(App and web page records)

---+---

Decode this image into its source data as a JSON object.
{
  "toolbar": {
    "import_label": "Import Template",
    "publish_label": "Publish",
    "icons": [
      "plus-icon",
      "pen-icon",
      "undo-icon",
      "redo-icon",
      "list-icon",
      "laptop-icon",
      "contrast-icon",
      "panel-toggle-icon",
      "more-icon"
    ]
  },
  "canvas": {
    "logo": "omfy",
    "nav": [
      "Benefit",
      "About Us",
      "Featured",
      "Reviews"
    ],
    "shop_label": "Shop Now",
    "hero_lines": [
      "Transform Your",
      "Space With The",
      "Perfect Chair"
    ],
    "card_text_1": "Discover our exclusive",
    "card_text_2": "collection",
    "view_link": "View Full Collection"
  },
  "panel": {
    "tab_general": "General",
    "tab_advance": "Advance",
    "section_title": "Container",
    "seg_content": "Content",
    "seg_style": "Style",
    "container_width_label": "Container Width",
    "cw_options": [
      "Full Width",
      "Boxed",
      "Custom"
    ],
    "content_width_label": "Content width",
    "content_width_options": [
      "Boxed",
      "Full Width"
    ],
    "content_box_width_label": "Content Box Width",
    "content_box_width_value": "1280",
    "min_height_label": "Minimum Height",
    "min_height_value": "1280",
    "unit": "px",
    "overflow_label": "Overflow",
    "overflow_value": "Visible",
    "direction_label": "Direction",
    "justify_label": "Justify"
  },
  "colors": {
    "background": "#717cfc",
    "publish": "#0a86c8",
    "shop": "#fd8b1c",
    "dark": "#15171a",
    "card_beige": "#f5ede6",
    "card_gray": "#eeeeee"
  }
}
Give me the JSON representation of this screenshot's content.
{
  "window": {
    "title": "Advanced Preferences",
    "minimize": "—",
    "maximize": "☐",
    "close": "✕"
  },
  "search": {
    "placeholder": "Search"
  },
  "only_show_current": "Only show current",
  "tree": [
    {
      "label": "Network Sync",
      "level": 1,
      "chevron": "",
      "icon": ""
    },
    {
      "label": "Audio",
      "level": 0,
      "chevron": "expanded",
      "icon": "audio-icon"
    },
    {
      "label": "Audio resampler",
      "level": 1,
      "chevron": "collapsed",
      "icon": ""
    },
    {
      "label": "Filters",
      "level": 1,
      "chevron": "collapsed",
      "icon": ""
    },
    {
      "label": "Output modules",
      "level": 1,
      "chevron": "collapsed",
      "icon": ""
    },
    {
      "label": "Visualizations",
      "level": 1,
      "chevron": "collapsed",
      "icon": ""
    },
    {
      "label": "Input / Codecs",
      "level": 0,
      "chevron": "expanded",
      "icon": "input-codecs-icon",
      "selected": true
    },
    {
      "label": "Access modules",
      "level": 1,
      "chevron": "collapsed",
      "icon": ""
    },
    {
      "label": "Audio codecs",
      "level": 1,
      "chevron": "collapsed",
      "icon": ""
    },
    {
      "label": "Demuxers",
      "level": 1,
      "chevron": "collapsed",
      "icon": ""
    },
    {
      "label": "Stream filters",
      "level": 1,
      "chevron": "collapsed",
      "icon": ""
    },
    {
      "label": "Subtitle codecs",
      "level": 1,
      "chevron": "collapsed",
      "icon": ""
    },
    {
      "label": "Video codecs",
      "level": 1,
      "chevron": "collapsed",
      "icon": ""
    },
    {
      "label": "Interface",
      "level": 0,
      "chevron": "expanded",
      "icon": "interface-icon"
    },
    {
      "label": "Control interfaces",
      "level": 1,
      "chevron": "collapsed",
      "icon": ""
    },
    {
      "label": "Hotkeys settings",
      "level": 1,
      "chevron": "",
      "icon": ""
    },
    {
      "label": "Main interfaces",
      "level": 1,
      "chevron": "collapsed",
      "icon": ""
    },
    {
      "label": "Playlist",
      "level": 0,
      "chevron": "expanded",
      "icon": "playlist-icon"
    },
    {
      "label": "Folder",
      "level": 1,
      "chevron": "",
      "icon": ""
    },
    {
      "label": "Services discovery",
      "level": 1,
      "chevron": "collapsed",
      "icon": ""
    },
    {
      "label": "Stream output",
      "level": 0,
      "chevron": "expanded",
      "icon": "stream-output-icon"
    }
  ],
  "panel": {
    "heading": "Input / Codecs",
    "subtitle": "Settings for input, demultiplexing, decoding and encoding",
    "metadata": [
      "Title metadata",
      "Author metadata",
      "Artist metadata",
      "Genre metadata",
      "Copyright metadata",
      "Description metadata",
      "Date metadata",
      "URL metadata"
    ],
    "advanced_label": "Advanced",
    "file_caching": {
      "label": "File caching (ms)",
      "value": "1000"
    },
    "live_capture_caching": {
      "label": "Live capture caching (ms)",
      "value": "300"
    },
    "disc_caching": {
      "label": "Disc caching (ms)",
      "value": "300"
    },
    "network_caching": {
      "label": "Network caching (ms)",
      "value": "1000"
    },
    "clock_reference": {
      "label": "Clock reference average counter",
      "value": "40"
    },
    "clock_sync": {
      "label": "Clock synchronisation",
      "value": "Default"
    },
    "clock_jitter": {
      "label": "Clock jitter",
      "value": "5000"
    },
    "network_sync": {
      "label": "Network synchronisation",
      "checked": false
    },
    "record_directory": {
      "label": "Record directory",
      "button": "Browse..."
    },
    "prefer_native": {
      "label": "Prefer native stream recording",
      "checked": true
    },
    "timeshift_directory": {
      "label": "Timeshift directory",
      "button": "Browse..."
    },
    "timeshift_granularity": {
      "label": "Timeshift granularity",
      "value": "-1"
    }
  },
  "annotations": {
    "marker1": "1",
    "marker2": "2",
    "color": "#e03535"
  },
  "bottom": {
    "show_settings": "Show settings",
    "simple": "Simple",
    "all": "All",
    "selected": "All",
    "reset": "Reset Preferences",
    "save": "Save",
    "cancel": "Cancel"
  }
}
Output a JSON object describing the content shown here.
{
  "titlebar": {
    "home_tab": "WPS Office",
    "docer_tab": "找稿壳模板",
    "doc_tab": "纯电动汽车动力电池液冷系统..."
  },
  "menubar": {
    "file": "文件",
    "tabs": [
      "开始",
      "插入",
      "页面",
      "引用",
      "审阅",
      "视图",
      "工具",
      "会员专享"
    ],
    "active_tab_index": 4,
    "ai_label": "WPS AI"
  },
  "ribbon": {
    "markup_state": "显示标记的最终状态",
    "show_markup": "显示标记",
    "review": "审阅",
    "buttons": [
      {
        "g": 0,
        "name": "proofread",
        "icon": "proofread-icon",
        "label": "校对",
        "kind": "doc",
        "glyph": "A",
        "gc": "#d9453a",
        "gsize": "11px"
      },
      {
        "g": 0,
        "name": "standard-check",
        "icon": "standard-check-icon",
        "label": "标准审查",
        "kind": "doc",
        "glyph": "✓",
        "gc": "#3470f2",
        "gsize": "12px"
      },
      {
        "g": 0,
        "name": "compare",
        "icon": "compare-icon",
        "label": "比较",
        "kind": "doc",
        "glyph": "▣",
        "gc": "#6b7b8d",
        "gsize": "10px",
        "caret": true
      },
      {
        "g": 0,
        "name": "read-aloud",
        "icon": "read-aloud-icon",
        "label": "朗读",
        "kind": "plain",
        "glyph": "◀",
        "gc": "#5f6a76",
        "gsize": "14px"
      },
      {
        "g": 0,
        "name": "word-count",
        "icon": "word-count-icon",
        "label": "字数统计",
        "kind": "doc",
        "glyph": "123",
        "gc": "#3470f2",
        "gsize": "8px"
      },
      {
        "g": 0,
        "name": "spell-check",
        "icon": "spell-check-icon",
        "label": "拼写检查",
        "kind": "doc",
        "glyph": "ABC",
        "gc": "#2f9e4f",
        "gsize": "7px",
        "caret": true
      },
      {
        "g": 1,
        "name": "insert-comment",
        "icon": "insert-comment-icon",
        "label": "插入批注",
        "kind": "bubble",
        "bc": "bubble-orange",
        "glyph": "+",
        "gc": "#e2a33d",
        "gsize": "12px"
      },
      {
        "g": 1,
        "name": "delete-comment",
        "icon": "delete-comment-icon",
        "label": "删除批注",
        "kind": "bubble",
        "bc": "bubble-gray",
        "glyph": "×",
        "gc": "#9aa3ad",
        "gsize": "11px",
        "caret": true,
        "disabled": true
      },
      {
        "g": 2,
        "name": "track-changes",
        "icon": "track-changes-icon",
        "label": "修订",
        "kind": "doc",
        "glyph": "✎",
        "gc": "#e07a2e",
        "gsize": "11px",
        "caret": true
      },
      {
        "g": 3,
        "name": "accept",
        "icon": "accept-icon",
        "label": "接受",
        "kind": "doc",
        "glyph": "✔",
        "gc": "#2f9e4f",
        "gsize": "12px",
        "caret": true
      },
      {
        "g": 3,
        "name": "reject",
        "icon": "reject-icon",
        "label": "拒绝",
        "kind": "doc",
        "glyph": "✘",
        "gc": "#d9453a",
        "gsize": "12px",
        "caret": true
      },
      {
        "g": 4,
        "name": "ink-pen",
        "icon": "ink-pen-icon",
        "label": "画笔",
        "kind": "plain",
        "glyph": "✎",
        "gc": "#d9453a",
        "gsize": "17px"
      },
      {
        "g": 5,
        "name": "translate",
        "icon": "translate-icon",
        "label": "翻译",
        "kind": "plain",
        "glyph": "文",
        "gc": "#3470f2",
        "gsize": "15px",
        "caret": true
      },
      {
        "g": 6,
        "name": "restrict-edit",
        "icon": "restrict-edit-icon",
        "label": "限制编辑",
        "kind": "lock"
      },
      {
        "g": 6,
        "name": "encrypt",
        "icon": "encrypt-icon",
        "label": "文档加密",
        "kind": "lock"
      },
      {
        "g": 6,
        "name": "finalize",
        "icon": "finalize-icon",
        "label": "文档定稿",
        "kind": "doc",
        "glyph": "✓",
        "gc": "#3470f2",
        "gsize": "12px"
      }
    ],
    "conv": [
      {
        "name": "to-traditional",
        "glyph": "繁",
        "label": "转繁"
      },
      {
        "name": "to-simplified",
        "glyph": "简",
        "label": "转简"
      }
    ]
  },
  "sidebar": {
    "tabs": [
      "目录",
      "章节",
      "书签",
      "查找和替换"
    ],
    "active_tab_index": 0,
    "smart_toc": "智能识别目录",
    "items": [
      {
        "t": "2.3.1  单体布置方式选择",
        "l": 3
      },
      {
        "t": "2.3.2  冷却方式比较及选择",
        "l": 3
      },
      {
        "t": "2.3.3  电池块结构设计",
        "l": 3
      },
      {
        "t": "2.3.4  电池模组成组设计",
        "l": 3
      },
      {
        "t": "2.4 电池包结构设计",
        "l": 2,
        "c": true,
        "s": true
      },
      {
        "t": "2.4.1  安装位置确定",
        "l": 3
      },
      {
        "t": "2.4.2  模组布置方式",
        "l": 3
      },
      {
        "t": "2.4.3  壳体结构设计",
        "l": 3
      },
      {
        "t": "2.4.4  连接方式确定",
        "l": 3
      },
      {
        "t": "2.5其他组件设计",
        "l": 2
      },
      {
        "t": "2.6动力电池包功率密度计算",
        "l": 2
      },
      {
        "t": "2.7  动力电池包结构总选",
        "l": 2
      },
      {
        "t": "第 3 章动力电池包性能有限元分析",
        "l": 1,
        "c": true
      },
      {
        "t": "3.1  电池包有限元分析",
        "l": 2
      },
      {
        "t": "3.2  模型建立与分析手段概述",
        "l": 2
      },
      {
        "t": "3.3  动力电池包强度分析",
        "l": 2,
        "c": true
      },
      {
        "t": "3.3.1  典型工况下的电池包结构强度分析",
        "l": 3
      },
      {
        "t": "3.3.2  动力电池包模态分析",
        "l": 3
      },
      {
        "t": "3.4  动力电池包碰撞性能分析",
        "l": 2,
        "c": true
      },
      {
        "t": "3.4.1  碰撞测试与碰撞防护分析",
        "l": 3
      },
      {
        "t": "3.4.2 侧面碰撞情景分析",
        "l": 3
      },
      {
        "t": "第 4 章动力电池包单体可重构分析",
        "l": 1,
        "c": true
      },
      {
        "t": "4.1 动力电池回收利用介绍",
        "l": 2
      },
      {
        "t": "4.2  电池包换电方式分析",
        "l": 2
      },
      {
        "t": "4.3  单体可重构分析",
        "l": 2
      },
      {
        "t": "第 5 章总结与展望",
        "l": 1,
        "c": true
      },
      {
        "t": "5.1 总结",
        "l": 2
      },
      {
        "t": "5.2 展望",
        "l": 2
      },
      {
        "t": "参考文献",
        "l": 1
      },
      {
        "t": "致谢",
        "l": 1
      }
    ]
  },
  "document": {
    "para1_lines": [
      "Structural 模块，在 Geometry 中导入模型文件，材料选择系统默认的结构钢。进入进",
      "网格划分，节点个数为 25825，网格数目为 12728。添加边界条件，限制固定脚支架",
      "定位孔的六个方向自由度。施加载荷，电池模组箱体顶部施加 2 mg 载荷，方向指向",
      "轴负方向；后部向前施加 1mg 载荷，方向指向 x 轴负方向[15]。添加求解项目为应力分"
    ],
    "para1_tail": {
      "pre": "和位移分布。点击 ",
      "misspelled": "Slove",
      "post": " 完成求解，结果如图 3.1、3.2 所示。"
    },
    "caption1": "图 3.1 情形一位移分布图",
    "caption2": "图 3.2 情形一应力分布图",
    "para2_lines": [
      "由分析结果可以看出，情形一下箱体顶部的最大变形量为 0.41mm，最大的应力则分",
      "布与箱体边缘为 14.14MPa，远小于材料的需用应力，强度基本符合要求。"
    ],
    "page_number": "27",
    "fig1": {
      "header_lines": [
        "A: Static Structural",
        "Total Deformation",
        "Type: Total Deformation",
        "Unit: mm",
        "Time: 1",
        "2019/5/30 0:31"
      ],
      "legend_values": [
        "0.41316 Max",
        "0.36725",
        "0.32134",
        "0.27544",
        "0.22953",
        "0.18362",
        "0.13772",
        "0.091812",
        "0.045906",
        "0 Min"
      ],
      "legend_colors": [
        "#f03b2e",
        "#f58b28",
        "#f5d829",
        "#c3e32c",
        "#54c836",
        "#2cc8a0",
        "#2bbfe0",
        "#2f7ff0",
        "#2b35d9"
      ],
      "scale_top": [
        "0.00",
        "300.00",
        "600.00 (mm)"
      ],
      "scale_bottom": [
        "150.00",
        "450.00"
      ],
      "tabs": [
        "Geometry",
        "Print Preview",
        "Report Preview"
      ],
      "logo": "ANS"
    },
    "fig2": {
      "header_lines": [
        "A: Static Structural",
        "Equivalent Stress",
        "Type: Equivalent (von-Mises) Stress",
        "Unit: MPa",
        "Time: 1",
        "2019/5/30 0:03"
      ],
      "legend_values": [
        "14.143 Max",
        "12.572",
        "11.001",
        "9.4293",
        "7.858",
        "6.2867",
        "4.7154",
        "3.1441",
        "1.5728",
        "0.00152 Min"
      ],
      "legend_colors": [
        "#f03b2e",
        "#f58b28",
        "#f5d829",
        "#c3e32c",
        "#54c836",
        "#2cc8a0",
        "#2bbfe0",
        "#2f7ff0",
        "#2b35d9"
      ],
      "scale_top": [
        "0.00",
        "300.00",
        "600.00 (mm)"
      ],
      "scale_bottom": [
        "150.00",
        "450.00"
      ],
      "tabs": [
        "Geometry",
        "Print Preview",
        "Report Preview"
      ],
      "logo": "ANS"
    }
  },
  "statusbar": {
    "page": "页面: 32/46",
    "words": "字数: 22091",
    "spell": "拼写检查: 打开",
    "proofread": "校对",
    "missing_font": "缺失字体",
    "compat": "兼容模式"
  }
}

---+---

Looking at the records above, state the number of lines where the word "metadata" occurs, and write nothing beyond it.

• _Response to the exercise_
9